While the startup’s matching algorithm and marketplace model are familiar, what may be even more valuable to the Bermuda Triangle (and to the industry at large) is the insight that can be pulled from the data AirPR collects on how startups are using the system, what they want help with, how effective PR is at meeting its goals, costs, publications they want to speak to, among other things. This data can help both startups and PR people be more effective and precise with their pitches and outreach. (One can also, much to the delight of everyone except PR, imagine AirPR eventually using this data to make a list of the “Top 10 Most Effective PR Firms,” for example.)

fHvJxv22BRRGdh0ttLYa4CRFxz0PaG5k1WoUOz4xIloAirPR allowed TechCrunch an early look into some of the data (and insights) it’s collected thus far, and the conclusions are telling. For starters, as Alex Wilhem of TNW shared earlier this week, the most popular keyword or service startups were looking for help with was “Growth,” with 84 percent of companies listing that as top priority, followed by 69 percent of companies looking for “Brand Awareness,” 36 percent for “Launch,” 25 percent for “Fundraising,” and 16 percent for “Recruiting.”

Next, another one that will be of interest to PR reps: The company found that fixed bids (a bid with one amount, like $20K for a 4-month project, for example) were 29 percent more likely to close than retainers (monthly bids). In explaining just why in the sam hill we should care, AirPR CEO Sharam Fouladgar-Mercer explains that, historically, the PR industry has primarily operated on a retainer model.

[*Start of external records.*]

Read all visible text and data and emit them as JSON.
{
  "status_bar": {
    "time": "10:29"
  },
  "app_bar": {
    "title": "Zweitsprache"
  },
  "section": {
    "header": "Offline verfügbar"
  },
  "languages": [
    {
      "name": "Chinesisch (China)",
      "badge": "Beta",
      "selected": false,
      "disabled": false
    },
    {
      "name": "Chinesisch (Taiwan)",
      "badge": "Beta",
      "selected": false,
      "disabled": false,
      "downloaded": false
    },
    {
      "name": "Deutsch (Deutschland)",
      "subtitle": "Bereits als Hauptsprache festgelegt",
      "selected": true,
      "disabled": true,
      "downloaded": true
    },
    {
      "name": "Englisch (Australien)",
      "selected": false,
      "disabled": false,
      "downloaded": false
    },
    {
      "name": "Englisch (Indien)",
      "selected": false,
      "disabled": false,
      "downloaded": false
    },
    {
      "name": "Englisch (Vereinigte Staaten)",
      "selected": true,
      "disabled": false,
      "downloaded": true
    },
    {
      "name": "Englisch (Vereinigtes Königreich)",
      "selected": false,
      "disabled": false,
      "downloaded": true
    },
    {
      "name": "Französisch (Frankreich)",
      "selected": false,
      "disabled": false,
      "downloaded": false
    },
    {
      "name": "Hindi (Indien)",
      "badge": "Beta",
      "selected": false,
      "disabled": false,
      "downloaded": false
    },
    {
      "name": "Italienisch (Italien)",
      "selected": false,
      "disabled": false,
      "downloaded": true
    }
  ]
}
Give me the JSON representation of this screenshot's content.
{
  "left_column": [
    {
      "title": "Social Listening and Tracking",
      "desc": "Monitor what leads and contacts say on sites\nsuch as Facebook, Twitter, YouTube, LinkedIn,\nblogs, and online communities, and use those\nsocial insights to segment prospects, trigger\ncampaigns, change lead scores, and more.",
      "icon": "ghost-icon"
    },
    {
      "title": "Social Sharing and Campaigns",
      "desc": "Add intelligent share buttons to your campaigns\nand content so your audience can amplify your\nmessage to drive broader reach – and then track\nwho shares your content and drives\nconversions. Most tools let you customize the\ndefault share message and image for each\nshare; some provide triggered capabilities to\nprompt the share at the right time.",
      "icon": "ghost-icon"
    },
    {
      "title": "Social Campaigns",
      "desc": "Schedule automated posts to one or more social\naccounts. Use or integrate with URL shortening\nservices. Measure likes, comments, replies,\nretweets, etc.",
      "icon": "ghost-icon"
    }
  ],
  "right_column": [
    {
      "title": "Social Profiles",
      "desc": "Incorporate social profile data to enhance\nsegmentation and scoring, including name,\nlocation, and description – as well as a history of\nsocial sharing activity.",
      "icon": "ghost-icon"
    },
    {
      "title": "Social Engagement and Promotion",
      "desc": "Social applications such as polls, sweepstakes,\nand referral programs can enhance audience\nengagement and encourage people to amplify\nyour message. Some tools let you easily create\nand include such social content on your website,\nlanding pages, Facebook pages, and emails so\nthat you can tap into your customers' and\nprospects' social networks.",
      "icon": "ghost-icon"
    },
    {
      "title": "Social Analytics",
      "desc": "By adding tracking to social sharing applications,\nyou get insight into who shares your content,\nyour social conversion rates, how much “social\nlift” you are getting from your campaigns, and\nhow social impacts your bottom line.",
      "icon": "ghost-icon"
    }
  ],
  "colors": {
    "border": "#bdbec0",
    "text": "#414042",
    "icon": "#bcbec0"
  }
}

However, the monthly averages for both fixed bids and retainers are almost the same, he says, so the data thus far seems to show that the reliance on the retainer model is psychological, rather than what its customers want. Clients seem to appreciate the one-time fee with specific deliverables, the CEO explained — a conclusion that helps startups and PR move closer to transparency rather than clients being forced to ask “what exactly are we paying for?” each month.

To date, AirPR has found that the average bid accepted on the platform breaks down to roughly $5K/month in fees (whether fixed or retainer) for an average of 5 months. In other words, companies that have between $500K and $4 million in funding want shorter-term contracts with lower rates. This, in and of itself may not be surprising, but the more data it collects, the more it will be able to reveal correlations between not only funding and how much they’re willing to pay, but size of bids and the work they want done, the industry they’re in, and so on.

The CEO also tells us that several of the PR reps on the AirPR platform have doubled their business since joining and are “now looking to grow their practice with other folks on the platform, like a co-op situation,” he says. To this point, the idea from the beginning has been to not only help startups who often have no idea where to start when looking for PR, but to serve PR firms and reps that are looking to expand their practices. In the end, the AirPR co-founder tells us, this helps them weed out lower quality PR and put the best firms and people in control.

If AirPR can follow through on that idea, its marketplace could end up providing a lot of value to both startups and the PR firms that love them by helping them navigate the Bermuda Triangle and get more bang for their buck.